The same warning applies to all OS upgrades: Since it's such a fundamental system change, make sure you back up any important data. Although several of the upgrade scenarios mentioned above allow the process to retain your personal files, why risk anything when backing them up generally isn't too onerous a task? You can use Windows' own Recovery Drive feature or a third-party tool such as Acronis Backup & Recovery.
Step 4: Burn your installation media or create a bootable USB stick
For Windows 8 or 8.1 Preview users, this step isn't necessary, since those let you mount a disk image file (making it act just like a drive) with a right click. After you've downloaded your ISO disk image file (once again, here's the link showing you how to get this), you'll need to make a bootable DVD or USB stick. You can create the disc using a utility like ImgBurn or Windows 7's Burn Disc right click option. Creating a bootable USB stick is a simple matter of running Microsoft's USB Download Tool; you specify the file and the target USB drive, and the utility does the rest.
Step 5: Run the installer
You can either boot your subject PC with the media in the drive or USB slot or, if you want to perform an upgrade installation, run the setup.exe program in the installer folder while your Windows 7 PC is still running (this isn't an option with systems before Windows 7). When the Installer starts running, after a brief "Preparing" percentage progress indicator, you'll be asked whether to Download and install updates, which is recommended.
You can also optionally check a box that sends Microsoft installation data to help them improve the process. After the quick update, you'll see a "We're getting a few things ready" message, after which you'll need to enter your product serial number. A clever on-screen keyboard is an option on this page. Next you'll agree to the user licence.
As with past Windows installations, you can only perform an upgrade installation by running the installer from within Windows. A custom installation – also called a "clean" installation – keeps nothing from the previous Windows installation. (Actually, that's not entirely true, since you'll find files from the previous version in the Windows.old directory under your root drive folder if you don't choose to format the drive you're installing on – but those files don't show up in the new version of Windows' folders).

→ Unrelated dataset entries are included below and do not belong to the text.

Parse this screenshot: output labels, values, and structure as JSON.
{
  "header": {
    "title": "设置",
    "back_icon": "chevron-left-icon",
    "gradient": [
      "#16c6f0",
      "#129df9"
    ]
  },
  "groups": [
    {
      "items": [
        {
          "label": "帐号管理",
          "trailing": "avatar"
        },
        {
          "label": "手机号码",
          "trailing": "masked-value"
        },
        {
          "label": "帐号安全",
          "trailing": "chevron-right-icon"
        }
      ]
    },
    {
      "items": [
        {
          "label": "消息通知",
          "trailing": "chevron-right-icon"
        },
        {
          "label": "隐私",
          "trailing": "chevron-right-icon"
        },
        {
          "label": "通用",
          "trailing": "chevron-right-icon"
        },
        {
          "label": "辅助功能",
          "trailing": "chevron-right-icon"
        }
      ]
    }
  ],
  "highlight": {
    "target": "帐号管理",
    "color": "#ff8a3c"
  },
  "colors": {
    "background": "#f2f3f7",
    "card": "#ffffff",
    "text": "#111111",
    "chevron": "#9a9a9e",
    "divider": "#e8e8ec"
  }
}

After choosing the partition to install to (or even if you've chosen the upgrade path) the typical Windows installation will proceed, taking about 20 minutes.
Note that the installer reboots – I had to remove the USB thumb drive so that the installation process wouldn't start again from the beginning, and reboot to continue with the Windows 8.1 setup.
Step 6: Set up and customise
The next steps involve some simple interface colour choices and signing into a Microsoft account so that you can take advantage of the Windows apps store, as well as syncing customisation choices and files through SkyDrive. You can either sign into an existing Microsoft account or create a new one. If you sign in, you'll need to verify your account through another email or phone text message – the two-step verification process. You enter the code sent into your new Windows 8.1 setup.
Next, you'll see some "getting ready" type screens with rotating colours, letting you know that you can get apps from the Windows Store. After this, you'll see the familiar tiles of the Start screen. The first time you use the new OS, you'll see tips in the corners of the screen showing how to use the Charms and new Start button (and more). My display resolution wasn't correct, so I had to install the driver for my display adapter and restart to get the screen configured correctly. Once that was done, I was ready to enjoy the new world of Windows 8.1.
While you're here, you might also want to check out our 5 tips to help you run Windows 8.1 as smoothly as possible, and our guide to dual booting Windows 8.1 and Windows 7.